*** Supplied records
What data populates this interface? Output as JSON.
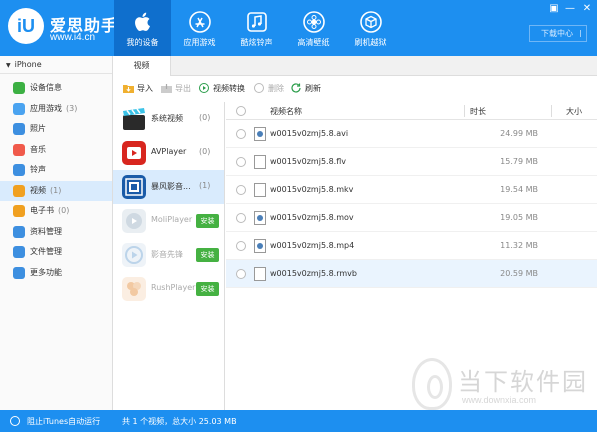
{
  "brand": {
    "logo_text": "iU",
    "name": "爱思助手",
    "url": "www.i4.cn"
  },
  "nav": [
    {
      "label": "我的设备",
      "icon": "apple-icon"
    },
    {
      "label": "应用游戏",
      "icon": "app-store-icon"
    },
    {
      "label": "酷炫铃声",
      "icon": "music-note-icon"
    },
    {
      "label": "高清壁纸",
      "icon": "flower-icon"
    },
    {
      "label": "刷机越狱",
      "icon": "box-icon"
    }
  ],
  "window_controls": [
    "▣",
    "—",
    "✕"
  ],
  "download_center": "下载中心",
  "device": {
    "name": "iPhone"
  },
  "sidebar": [
    {
      "label": "设备信息",
      "count": "",
      "color": "#3cb043"
    },
    {
      "label": "应用游戏",
      "count": "(3)",
      "color": "#4aa3f0"
    },
    {
      "label": "照片",
      "count": "",
      "color": "#3d8fe0"
    },
    {
      "label": "音乐",
      "count": "",
      "color": "#f05a4b"
    },
    {
      "label": "铃声",
      "count": "",
      "color": "#3d8fe0"
    },
    {
      "label": "视频",
      "count": "(1)",
      "color": "#f0a020"
    },
    {
      "label": "电子书",
      "count": "(0)",
      "color": "#f0a020"
    },
    {
      "label": "资料管理",
      "count": "",
      "color": "#3d8fe0"
    },
    {
      "label": "文件管理",
      "count": "",
      "color": "#3d8fe0"
    },
    {
      "label": "更多功能",
      "count": "",
      "color": "#3d8fe0"
    }
  ],
  "content_tab": "视频",
  "toolbar": {
    "import": "导入",
    "export": "导出",
    "convert": "视频转换",
    "delete": "删除",
    "refresh": "刷新"
  },
  "players": [
    {
      "name": "系统视频",
      "count": "(0)",
      "install": ""
    },
    {
      "name": "AVPlayer",
      "count": "(0)",
      "install": ""
    },
    {
      "name": "暴风影音...",
      "count": "(1)",
      "install": ""
    },
    {
      "name": "MoliPlayer",
      "count": "",
      "install": "安装"
    },
    {
      "name": "影音先锋",
      "count": "",
      "install": "安装"
    },
    {
      "name": "RushPlayer",
      "count": "",
      "install": "安装"
    }
  ],
  "table": {
    "columns": {
      "name": "视频名称",
      "duration": "时长",
      "size": "大小"
    },
    "rows": [
      {
        "name": "w0015v0zmj5.8.avi",
        "size": "24.99 MB"
      },
      {
        "name": "w0015v0zmj5.8.flv",
        "size": "15.79 MB"
      },
      {
        "name": "w0015v0zmj5.8.mkv",
        "size": "19.54 MB"
      },
      {
        "name": "w0015v0zmj5.8.mov",
        "size": "19.05 MB"
      },
      {
        "name": "w0015v0zmj5.8.mp4",
        "size": "11.32 MB"
      },
      {
        "name": "w0015v0zmj5.8.rmvb",
        "size": "20.59 MB"
      }
    ]
  },
  "status": {
    "itunes": "阻止iTunes自动运行",
    "summary": "共 1 个视频，总大小 25.03 MB"
  },
  "watermark": {
    "text": "当下软件园",
    "url": "www.downxia.com"
  }
}
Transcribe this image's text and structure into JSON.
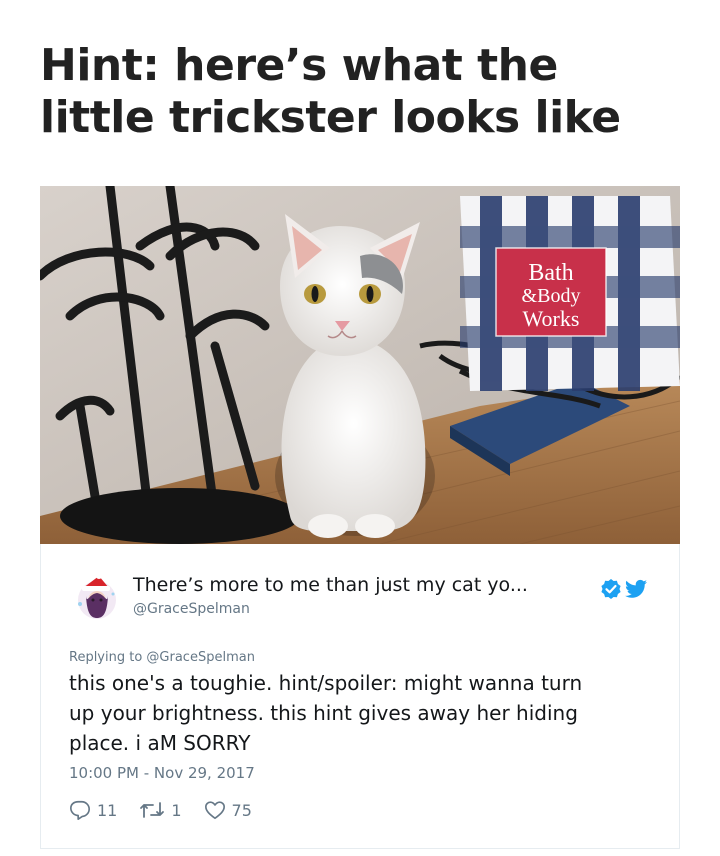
{
  "headline": {
    "line1": "Hint: here’s what the",
    "line2": "little trickster looks like"
  },
  "photo": {
    "bag_text": [
      "Bath",
      "&Body",
      "Works"
    ]
  },
  "tweet": {
    "display_name": "There’s more to me than just my cat yo...",
    "handle": "@GraceSpelman",
    "replying_to": "Replying to @GraceSpelman",
    "text_lines": [
      "this one's a toughie. hint/spoiler: might wanna turn",
      "up your brightness. this hint gives away her hiding",
      "place. i aM SORRY"
    ],
    "timestamp": "10:00 PM - Nov 29, 2017",
    "actions": {
      "replies": "11",
      "retweets": "1",
      "likes": "75"
    },
    "icons": {
      "verified": "verified-badge-icon",
      "bird": "twitter-bird-icon",
      "reply": "reply-icon",
      "retweet": "retweet-icon",
      "like": "heart-icon"
    },
    "colors": {
      "accent": "#1da1f2",
      "muted": "#657786",
      "text": "#14171a"
    }
  }
}
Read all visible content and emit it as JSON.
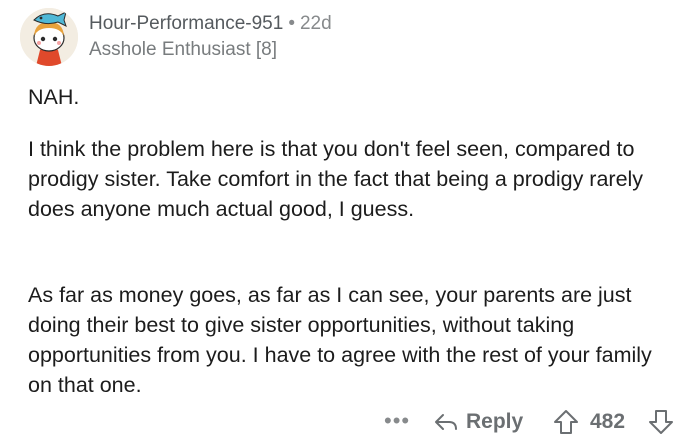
{
  "comment": {
    "author": "Hour-Performance-951",
    "separator": "•",
    "age": "22d",
    "flair": "Asshole Enthusiast [8]",
    "avatar_icon": "snoo-avatar-icon",
    "paragraphs": [
      "NAH.",
      "I think the problem here is that you don't feel seen, compared to prodigy sister.  Take comfort in the fact that being a prodigy rarely does anyone much actual good, I guess.",
      "As far as money goes, as far as I can see, your parents are just doing their best to give sister opportunities, without taking opportunities from you.  I have to agree with the rest of your family on that one."
    ]
  },
  "actions": {
    "more_label": "•••",
    "reply_label": "Reply",
    "score": "482",
    "upvote_icon": "upvote-arrow-icon",
    "downvote_icon": "downvote-arrow-icon",
    "reply_icon": "reply-arrow-icon"
  },
  "colors": {
    "text": "#1c1c1c",
    "meta": "#878a8c",
    "action": "#6b6f72"
  }
}
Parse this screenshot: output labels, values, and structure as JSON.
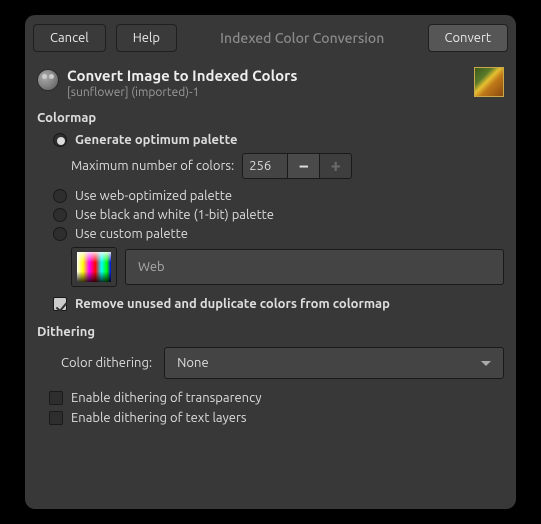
{
  "titlebar": {
    "cancel": "Cancel",
    "help": "Help",
    "title": "Indexed Color Conversion",
    "convert": "Convert"
  },
  "header": {
    "title": "Convert Image to Indexed Colors",
    "subtitle": "[sunflower] (imported)-1"
  },
  "colormap": {
    "section": "Colormap",
    "opt_generate": "Generate optimum palette",
    "max_colors_label": "Maximum number of colors:",
    "max_colors_value": "256",
    "opt_web": "Use web-optimized palette",
    "opt_bw": "Use black and white (1-bit) palette",
    "opt_custom": "Use custom palette",
    "palette_name": "Web",
    "remove_unused": "Remove unused and duplicate colors from colormap"
  },
  "dithering": {
    "section": "Dithering",
    "color_label": "Color dithering:",
    "color_value": "None",
    "transparency": "Enable dithering of transparency",
    "text_layers": "Enable dithering of text layers"
  }
}
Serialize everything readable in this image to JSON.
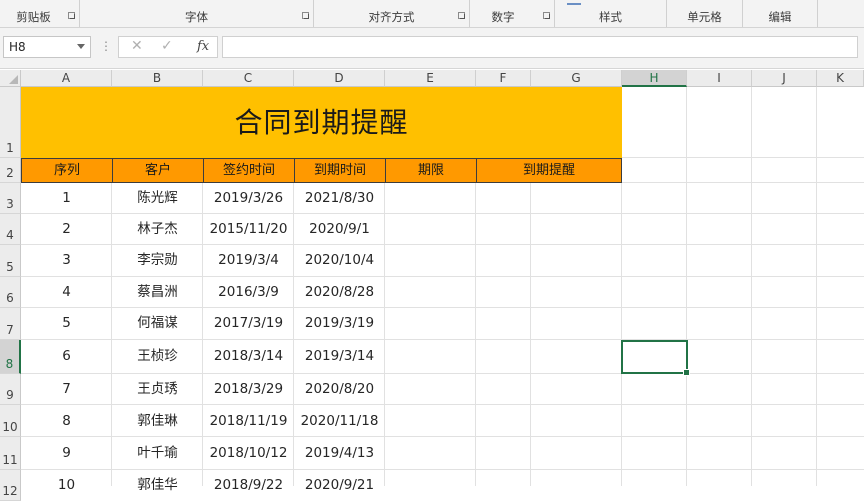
{
  "ribbon": {
    "groups": [
      "剪贴板",
      "字体",
      "对齐方式",
      "数字",
      "样式",
      "单元格",
      "编辑"
    ]
  },
  "formula_bar": {
    "name_box": "H8",
    "cancel_glyph": "✕",
    "enter_glyph": "✓",
    "fx_label": "fx",
    "formula": ""
  },
  "columns": [
    "A",
    "B",
    "C",
    "D",
    "E",
    "F",
    "G",
    "H",
    "I",
    "J",
    "K"
  ],
  "rows": [
    "1",
    "2",
    "3",
    "4",
    "5",
    "6",
    "7",
    "8",
    "9",
    "10",
    "11",
    "12"
  ],
  "active_cell": "H8",
  "sheet": {
    "title": "合同到期提醒",
    "headers": [
      "序列",
      "客户",
      "签约时间",
      "到期时间",
      "期限",
      "到期提醒"
    ],
    "data_rows": [
      [
        "1",
        "陈光辉",
        "2019/3/26",
        "2021/8/30"
      ],
      [
        "2",
        "林子杰",
        "2015/11/20",
        "2020/9/1"
      ],
      [
        "3",
        "李宗勋",
        "2019/3/4",
        "2020/10/4"
      ],
      [
        "4",
        "蔡昌洲",
        "2016/3/9",
        "2020/8/28"
      ],
      [
        "5",
        "何福谋",
        "2017/3/19",
        "2019/3/19"
      ],
      [
        "6",
        "王桢珍",
        "2018/3/14",
        "2019/3/14"
      ],
      [
        "7",
        "王贞琇",
        "2018/3/29",
        "2020/8/20"
      ],
      [
        "8",
        "郭佳琳",
        "2018/11/19",
        "2020/11/18"
      ],
      [
        "9",
        "叶千瑜",
        "2018/10/12",
        "2019/4/13"
      ],
      [
        "10",
        "郭佳华",
        "2018/9/22",
        "2020/9/21"
      ]
    ]
  },
  "colors": {
    "title_fill": "#ffc000",
    "header_fill": "#ff9900",
    "selection": "#217346"
  }
}
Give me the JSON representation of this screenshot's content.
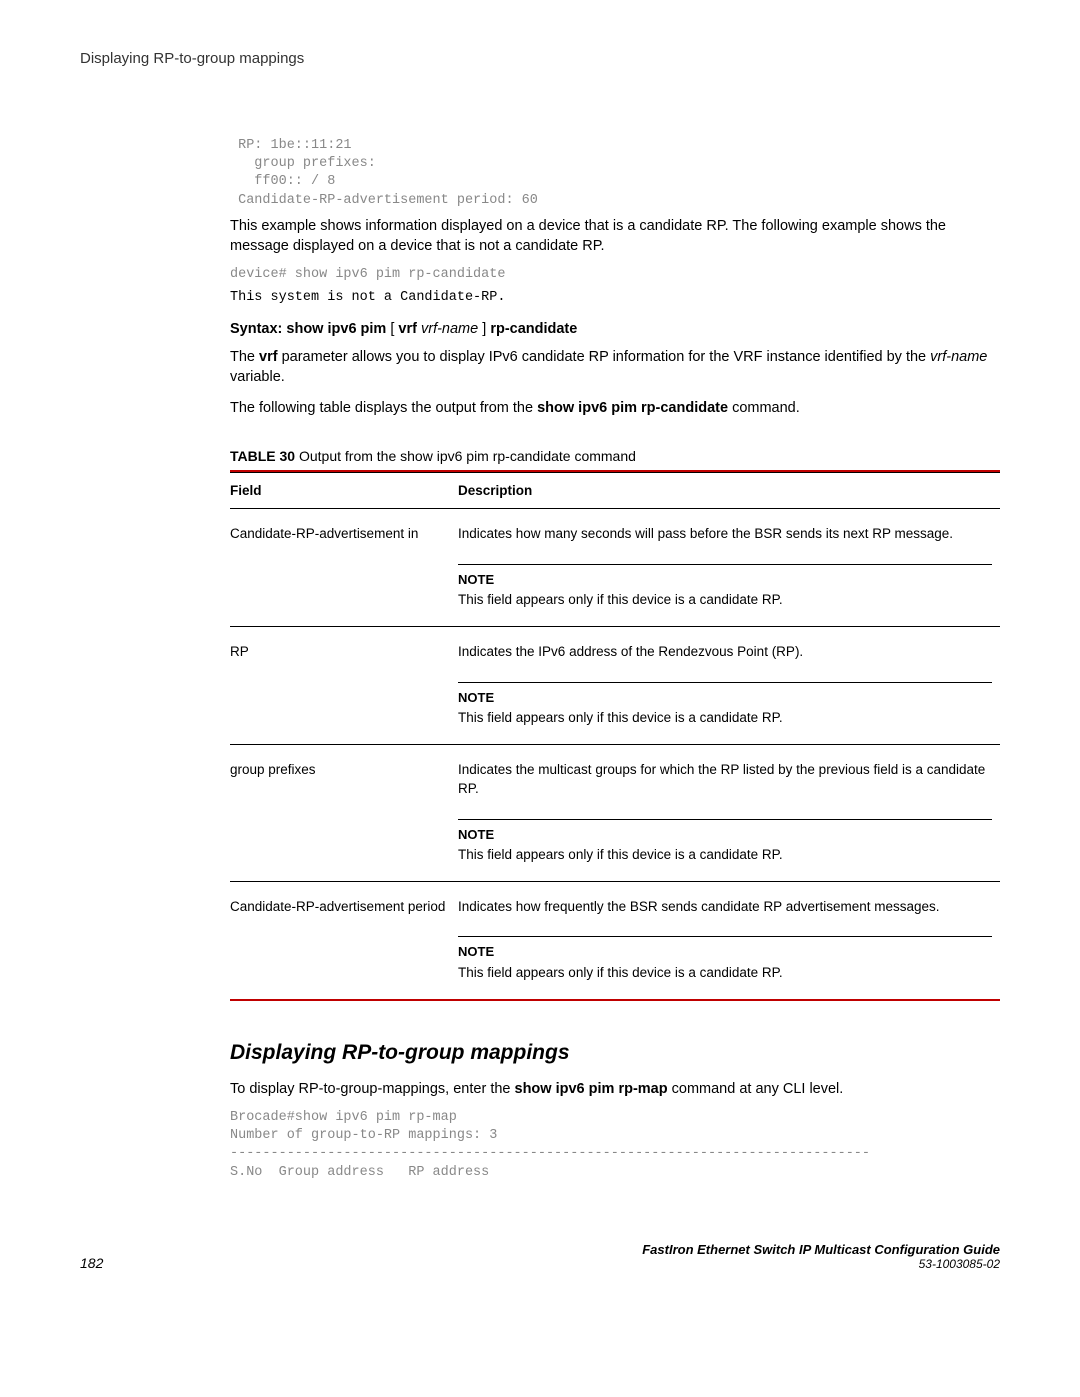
{
  "header": {
    "title": "Displaying RP-to-group mappings"
  },
  "code": {
    "block1": " RP: 1be::11:21\n   group prefixes:\n   ff00:: / 8\n Candidate-RP-advertisement period: 60",
    "block2": "device# show ipv6 pim rp-candidate",
    "block3": "This system is not a Candidate-RP.",
    "block4": "Brocade#show ipv6 pim rp-map\nNumber of group-to-RP mappings: 3\n-------------------------------------------------------------------------------\nS.No  Group address   RP address"
  },
  "para": {
    "intro1": "This example shows information displayed on a device that is a candidate RP. The following example shows the message displayed on a device that is not a candidate RP.",
    "vrf_pre": "The ",
    "vrf_bold": "vrf",
    "vrf_post": " parameter allows you to display IPv6 candidate RP information for the VRF instance identified by the ",
    "vrf_ital": "vrf-name",
    "vrf_end": " variable.",
    "following_pre": "The following table displays the output from the ",
    "following_cmd": "show ipv6 pim rp-candidate",
    "following_post": " command.",
    "section2_pre": "To display RP-to-group-mappings, enter the ",
    "section2_cmd": "show ipv6 pim rp-map",
    "section2_post": " command at any CLI level."
  },
  "syntax": {
    "label": "Syntax: show ipv6 pim",
    "lbracket": " [ ",
    "vrf": "vrf",
    "vrfname": " vrf-name",
    "rbracket": " ] ",
    "tail": "rp-candidate"
  },
  "table": {
    "caption_label": "TABLE 30",
    "caption_text": "   Output from the show ipv6 pim rp-candidate command",
    "head_field": "Field",
    "head_desc": "Description",
    "rows": [
      {
        "field": "Candidate-RP-advertisement in",
        "desc": "Indicates how many seconds will pass before the BSR sends its next RP message."
      },
      {
        "field": "RP",
        "desc": "Indicates the IPv6 address of the Rendezvous Point (RP)."
      },
      {
        "field": "group prefixes",
        "desc": "Indicates the multicast groups for which the RP listed by the previous field is a candidate RP."
      },
      {
        "field": "Candidate-RP-advertisement period",
        "desc": "Indicates how frequently the BSR sends candidate RP advertisement messages."
      }
    ],
    "note_label": "NOTE",
    "note_text": "This field appears only if this device is a candidate RP."
  },
  "section2_heading": "Displaying RP-to-group mappings",
  "footer": {
    "page": "182",
    "title": "FastIron Ethernet Switch IP Multicast Configuration Guide",
    "docnum": "53-1003085-02"
  }
}
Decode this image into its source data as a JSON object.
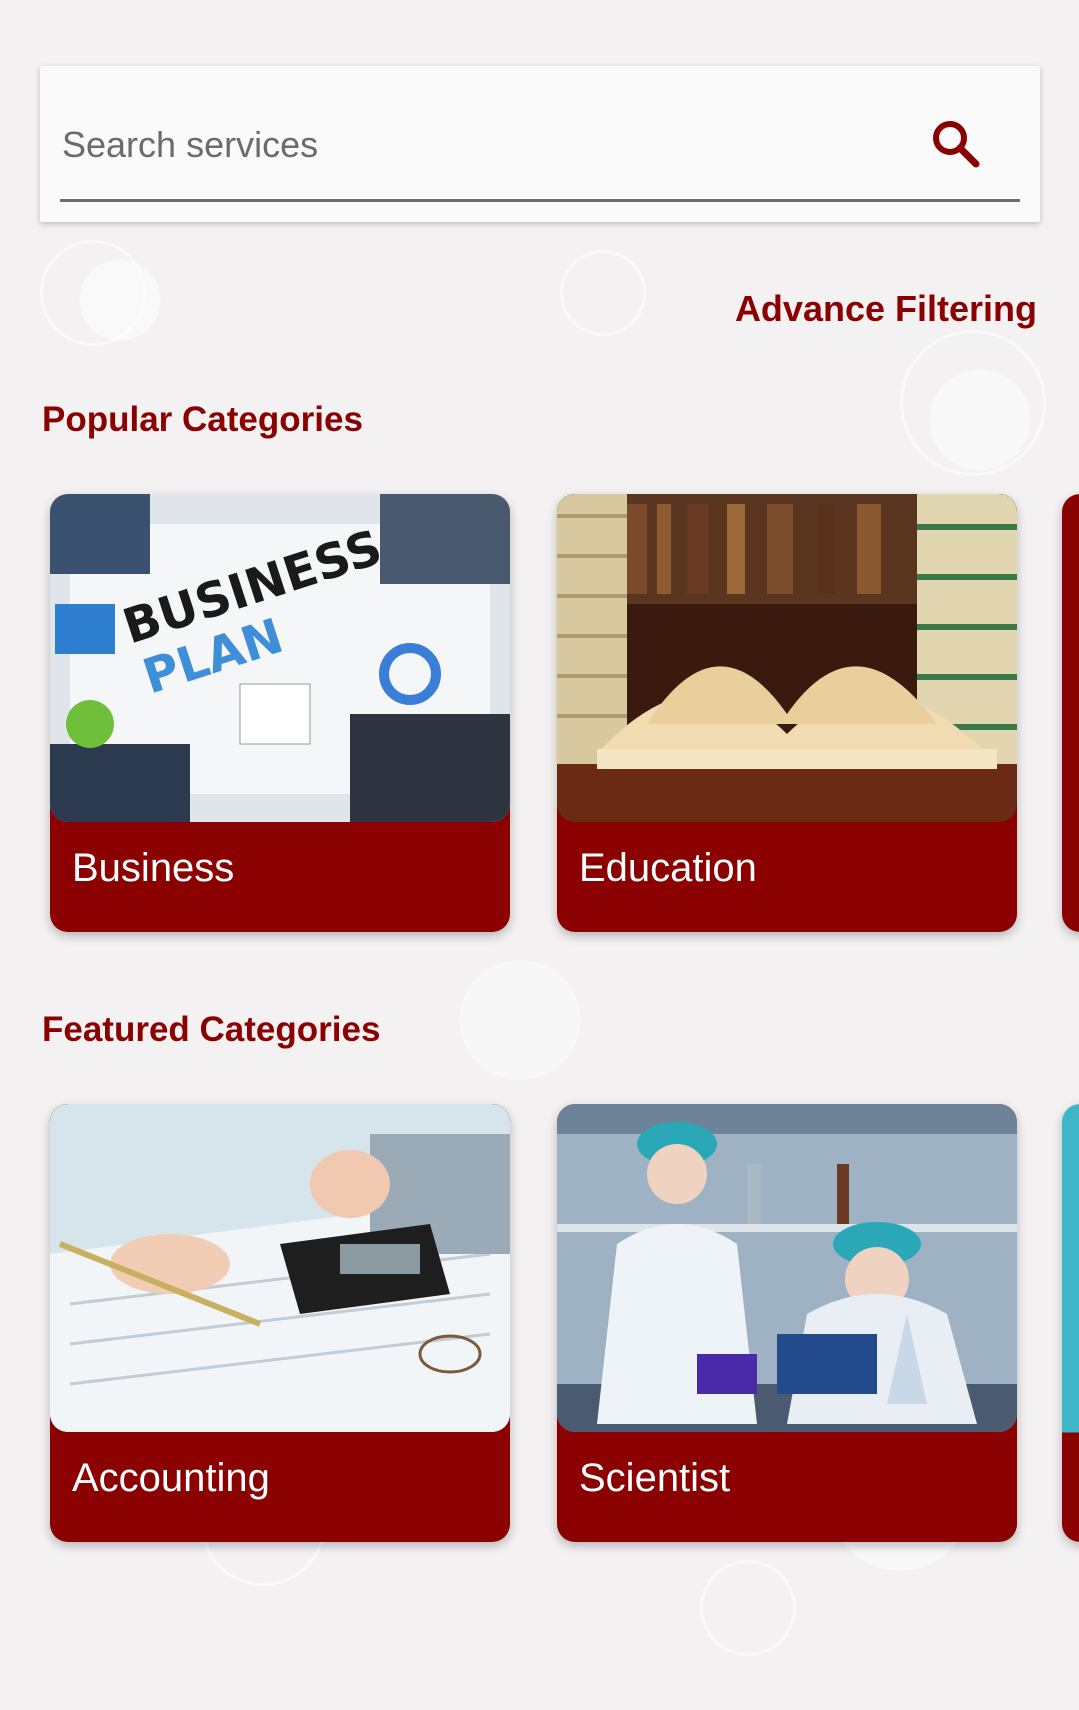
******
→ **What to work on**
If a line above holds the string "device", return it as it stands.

→ **Exercise result**
  "device": {
    "block2": "device# show ipv6 pim rp-candidate",
    "intro1": "This example shows information displayed on a device that is a candidate RP. The following example shows the message displayed on a device that is not a candidate RP.",
    "note_text": "This field appears only if this device is a candidate RP."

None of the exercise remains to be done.